Oral Tolerance

Optimal nutrition from the start to avoid allergies

The term “oral tolerance” describes the process in which the gastrointestinal tract learns to recognize the absorbed food as nutrients and not create an immune reaction. This insures that there is no allergic reaction to the food eaten. When gaining oral tolerance, the immune system first makes a distinction between all foreign substances taken in, whether they are potentially dangerous (pathogen) or harmless (nutrients). Through various lymphocytes that suppress immune reactions and certain messenger substances,the immune system gets the signal not to attack dissolved molecules of the absorbed food. Due to the high antigen specificity of oral tolerance process, a defense against pathogens still takes place.

The process of oral tolerance thus prevents a puppy who is just beginning to eat solid foods from developing allergic reactions to these heretofore foreign substances and ensures that the puppy is still protected against pathogens. Research on oral tolerance is not very advanced, so not all processes and influencing factors are known.

Food allergies in the canine population have increased dramatically in the last fifty years. This is probably due to the fact that puppies that are weaned with processed pet food products have a higher tendency to not develop oral tolerance to certain nutrients. There are a number of reasons for this.
It is highly unnatural that a puppy or kitten eats 20-100 different nutrients at once, as is typical with a processed pet food product. It usually takes a few days for an oral tolerance to a nutrient to develop. The more different new nutrients arrive at the same time in the digestive system, the more likely it is that oral tolerance will not be achieved for all of the nutrients. In addition, puppies are often weaned too early, at an age when they do not yet have the ability to develop oral tolerance.

It is thought that the oral tolerance process takes place from the sixth week of life, but it is not certain at what age a puppy attains this ability. I think it may begin earlier, because I always start feeding in the middle of the fourth to the beginning of the fifth week of life and have not experienced any problems with food intolerances or allergies in the dogs I have bred.

Another reason for failing oral tolerance is poor digestibility or bioavailability of the food. Dogs often develop allergies to grains or the gluten contained therein. Grains generally tend to cause inflammatory responses in the digestive system. Also, grains and other plant foods are poorly digested by canines. When too many undigested food particles are absorbed through the intestinal barrier, the chances of an increased immune response are particularly high. As a result, the oral tolerance either does not take place in the first place or can be lost again later in life. Highly digestible foods such as meat, eggs, dairy products and even cooked rice hardly leave any intact food particles behind during digestion before they enter the intestine, so that an oral tolerance can easily take place.

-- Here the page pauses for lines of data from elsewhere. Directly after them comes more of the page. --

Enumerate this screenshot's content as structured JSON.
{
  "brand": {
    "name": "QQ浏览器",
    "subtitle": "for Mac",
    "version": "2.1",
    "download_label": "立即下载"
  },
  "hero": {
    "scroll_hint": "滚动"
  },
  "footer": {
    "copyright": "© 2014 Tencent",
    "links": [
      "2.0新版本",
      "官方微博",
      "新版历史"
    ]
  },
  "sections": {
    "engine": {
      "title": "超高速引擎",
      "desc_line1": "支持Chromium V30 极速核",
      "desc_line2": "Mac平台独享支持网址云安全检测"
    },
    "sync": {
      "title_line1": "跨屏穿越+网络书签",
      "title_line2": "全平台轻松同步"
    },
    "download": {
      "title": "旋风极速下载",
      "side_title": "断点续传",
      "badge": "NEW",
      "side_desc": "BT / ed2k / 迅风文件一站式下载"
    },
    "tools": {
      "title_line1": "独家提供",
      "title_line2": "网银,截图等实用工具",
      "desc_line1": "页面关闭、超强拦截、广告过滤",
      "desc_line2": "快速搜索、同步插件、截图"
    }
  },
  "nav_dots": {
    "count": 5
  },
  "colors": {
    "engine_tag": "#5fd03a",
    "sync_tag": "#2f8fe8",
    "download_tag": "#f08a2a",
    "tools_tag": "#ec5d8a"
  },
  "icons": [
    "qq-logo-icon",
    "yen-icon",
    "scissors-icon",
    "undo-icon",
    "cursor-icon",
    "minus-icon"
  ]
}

Allergies that the mother of the puppies has also play a role. Antibodies against foods can be passed on to the puppies with the mother’s milk and prevent oral tolerance to the food to which the mother is allergic. If the antibodies are preserved in the puppy, he may also develop an allergy to that food.

Last but not least, early vaccination may affect oral tolerance. In vaccinations there are often foreign proteins, against which an organism, in this case the puppy, can form antibodies which can lead to the loss or hindrance of oral tolerance.

Oral tolerance should be taken into account when weaning puppies and kittens.

That means simply:

  • Start weaning as late as possible
  • Feed as few new foods in a meal as possible
  • Feed highly digestible and bioavailable food (raw food diet)
  • Do not feed the puppies foods to which the mother is allergic
  • Vaccinate as late as possible and as little as necessary